The work of the heart is never done.
It is the last morning of my stay at the Sera Jey Monastery.
I’m eating one final breakfast in the guest house with Tammy, Zeke, Bryce, and our class of monks. It feels bittersweet, like I’m about to walk away from something I’ll always want to relive again for the first time. And to add to the already emotion-packed moment, Bryce calls me up to the front of the dining hall and decides to make the goodbye a public one. He hands me a satchel filled with gifts on behalf of the monks, wishes me safe travels, and welcomes me back to teach in the future. I’m typically very uncomfortable with one-person goodbyes, let alone goodbyes in front of a room packed full of monks. So I just tell them, via our translator, Karma, that it was an honor, and they’d all better be better teachers than me by the next time I come back.
Outside there is a taxi waiting, and half the monks hang back to see me off, even though it means being late for their first class of the day. Then I say a second, and then a third, goodbye, before getting into the car.
When I get to my hotel in Bangalore, I call my mother to let her know that I survived India.
“Glad to hear, Bud. How was it?”
“Just like you said.”
“So what’d you do?”
“Ya know, we spent most of our time venerating heavyweight champions.”
¹You can find information on the program at scienceformonks.org.

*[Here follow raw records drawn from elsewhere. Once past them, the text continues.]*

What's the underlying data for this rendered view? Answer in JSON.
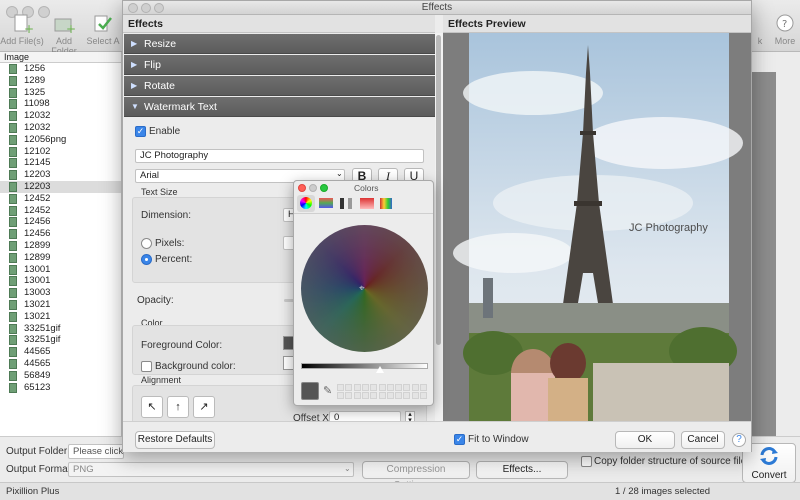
{
  "app": {
    "toolbar": {
      "add_files": "Add File(s)",
      "add_folder": "Add Folder",
      "select_all": "Select A",
      "buttons_right_1": "k",
      "buttons_right_2": "More"
    },
    "list_header": "Image",
    "files": [
      "1256",
      "1289",
      "1325",
      "11098",
      "12032",
      "12032",
      "12056png",
      "12102",
      "12145",
      "12203",
      "12203",
      "12452",
      "12452",
      "12456",
      "12456",
      "12899",
      "12899",
      "13001",
      "13001",
      "13003",
      "13021",
      "13021",
      "33251gif",
      "33251gif",
      "44565",
      "44565",
      "56849",
      "65123"
    ],
    "selected_file_index": 10,
    "output_folder_label": "Output Folder:",
    "output_folder_value": "Please click Br",
    "output_format_label": "Output Format:",
    "output_format_value": "PNG",
    "compression_button": "Compression Settings...",
    "effects_button": "Effects...",
    "copy_structure_label": "Copy folder structure of source files",
    "convert_button": "Convert",
    "status_left": "Pixillion Plus",
    "status_center": "1 / 28 images selected"
  },
  "dialog": {
    "title": "Effects",
    "effects_header": "Effects",
    "preview_header": "Effects Preview",
    "sections": [
      "Resize",
      "Flip",
      "Rotate",
      "Watermark Text"
    ],
    "enable_label": "Enable",
    "enable_checked": true,
    "watermark_text": "JC Photography",
    "font_value": "Arial",
    "bold": "B",
    "italic": "I",
    "underline": "U",
    "text_size_group": "Text Size",
    "dimension_label": "Dimension:",
    "dimension_value": "H",
    "pixels_label": "Pixels:",
    "percent_label": "Percent:",
    "percent_selected": true,
    "opacity_label": "Opacity:",
    "color_group": "Color",
    "foreground_label": "Foreground Color:",
    "background_label": "Background color:",
    "alignment_group": "Alignment",
    "offset_x_label": "Offset X:",
    "offset_x_value": "0",
    "restore_button": "Restore Defaults",
    "fit_label": "Fit to Window",
    "fit_checked": true,
    "ok_button": "OK",
    "cancel_button": "Cancel",
    "help_button": "?",
    "preview_watermark": "JC Photography"
  },
  "colors_panel": {
    "title": "Colors",
    "current_color": "#555555",
    "accent": "#3a85e8"
  }
}
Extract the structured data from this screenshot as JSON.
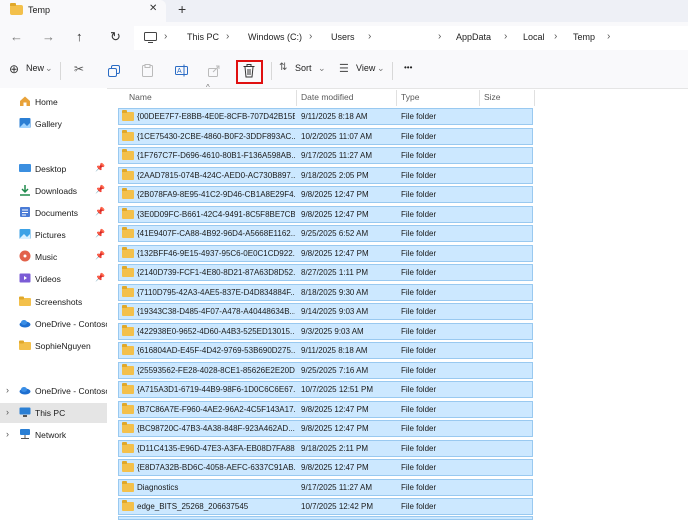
{
  "tab": {
    "title": "Temp",
    "close": "✕",
    "new": "+"
  },
  "nav": {
    "back": "←",
    "forward": "→",
    "up": "↑",
    "refresh": "↻"
  },
  "breadcrumb": [
    {
      "label": "This PC"
    },
    {
      "label": "Windows (C:)"
    },
    {
      "label": "Users"
    },
    {
      "label": "AppData"
    },
    {
      "label": "Local"
    },
    {
      "label": "Temp"
    }
  ],
  "toolbar": {
    "new_label": "New",
    "sort_label": "Sort",
    "view_label": "View",
    "more": "•••"
  },
  "sidebar": [
    {
      "label": "Home",
      "icon": "home-icon"
    },
    {
      "label": "Gallery",
      "icon": "gallery-icon"
    },
    {
      "label": "Desktop",
      "icon": "desktop-icon",
      "pinned": true
    },
    {
      "label": "Downloads",
      "icon": "downloads-icon",
      "pinned": true
    },
    {
      "label": "Documents",
      "icon": "documents-icon",
      "pinned": true
    },
    {
      "label": "Pictures",
      "icon": "pictures-icon",
      "pinned": true
    },
    {
      "label": "Music",
      "icon": "music-icon",
      "pinned": true
    },
    {
      "label": "Videos",
      "icon": "videos-icon",
      "pinned": true
    },
    {
      "label": "Screenshots",
      "icon": "folder-icon"
    },
    {
      "label": "OneDrive - Contoso",
      "icon": "onedrive-icon"
    },
    {
      "label": "SophieNguyen",
      "icon": "folder-icon"
    },
    {
      "label": "OneDrive - Contoso",
      "icon": "onedrive-icon",
      "expander": true
    },
    {
      "label": "This PC",
      "icon": "pc-icon",
      "expander": true,
      "selected": true
    },
    {
      "label": "Network",
      "icon": "network-icon",
      "expander": true
    }
  ],
  "columns": {
    "name": "Name",
    "date": "Date modified",
    "type": "Type",
    "size": "Size"
  },
  "files": [
    {
      "name": "{00DEE7F7-E8BB-4E0E-8CFB-707D42B15B...",
      "date": "9/11/2025 8:18 AM",
      "type": "File folder"
    },
    {
      "name": "{1CE75430-2CBE-4860-B0F2-3DDF893AC...",
      "date": "10/2/2025 11:07 AM",
      "type": "File folder"
    },
    {
      "name": "{1F767C7F-D696-4610-80B1-F136A598AB...",
      "date": "9/17/2025 11:27 AM",
      "type": "File folder"
    },
    {
      "name": "{2AAD7815-074B-424C-AED0-AC730B897...",
      "date": "9/18/2025 2:05 PM",
      "type": "File folder"
    },
    {
      "name": "{2B078FA9-8E95-41C2-9D46-CB1A8E29F4...",
      "date": "9/8/2025 12:47 PM",
      "type": "File folder"
    },
    {
      "name": "{3E0D09FC-B661-42C4-9491-8C5F8BE7CB...",
      "date": "9/8/2025 12:47 PM",
      "type": "File folder"
    },
    {
      "name": "{41E9407F-CA88-4B92-96D4-A5668E1162...",
      "date": "9/25/2025 6:52 AM",
      "type": "File folder"
    },
    {
      "name": "{132BFF46-9E15-4937-95C6-0E0C1CD922...",
      "date": "9/8/2025 12:47 PM",
      "type": "File folder"
    },
    {
      "name": "{2140D739-FCF1-4E80-8D21-87A63D8D52...",
      "date": "8/27/2025 1:11 PM",
      "type": "File folder"
    },
    {
      "name": "{7110D795-42A3-4AE5-837E-D4D834884F...",
      "date": "8/18/2025 9:30 AM",
      "type": "File folder"
    },
    {
      "name": "{19343C38-D485-4F07-A478-A40448634B...",
      "date": "9/14/2025 9:03 AM",
      "type": "File folder"
    },
    {
      "name": "{422938E0-9652-4D60-A4B3-525ED13015...",
      "date": "9/3/2025 9:03 AM",
      "type": "File folder"
    },
    {
      "name": "{616804AD-E45F-4D42-9769-53B690D275...",
      "date": "9/11/2025 8:18 AM",
      "type": "File folder"
    },
    {
      "name": "{25593562-FE28-4028-8CE1-85626E2E20D0}",
      "date": "9/25/2025 7:16 AM",
      "type": "File folder"
    },
    {
      "name": "{A715A3D1-6719-44B9-98F6-1D0C6C6E67...",
      "date": "10/7/2025 12:51 PM",
      "type": "File folder"
    },
    {
      "name": "{B7C86A7E-F960-4AE2-96A2-4C5F143A17...",
      "date": "9/8/2025 12:47 PM",
      "type": "File folder"
    },
    {
      "name": "{BC98720C-47B3-4A38-848F-923A462AD...",
      "date": "9/8/2025 12:47 PM",
      "type": "File folder"
    },
    {
      "name": "{D11C4135-E96D-47E3-A3FA-EB08D7FA88...",
      "date": "9/18/2025 2:11 PM",
      "type": "File folder"
    },
    {
      "name": "{E8D7A32B-BD6C-4058-AEFC-6337C91AB...",
      "date": "9/8/2025 12:47 PM",
      "type": "File folder"
    },
    {
      "name": "Diagnostics",
      "date": "9/17/2025 11:27 AM",
      "type": "File folder"
    },
    {
      "name": "edge_BITS_25268_206637545",
      "date": "10/7/2025 12:42 PM",
      "type": "File folder"
    }
  ],
  "colors": {
    "selection": "#cce8ff",
    "selection_border": "#99c9f0",
    "highlight": "#e01010",
    "folder": "#f3c04b"
  }
}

Scott Stambach is a Knowles Senior Fellow and an educator and author from San Diego, California. He has taught physics at several high schools and colleges throughout Southern California and his debut novel is set to be released in August 2016. Scott can be reached at firstname.lastname@example.org.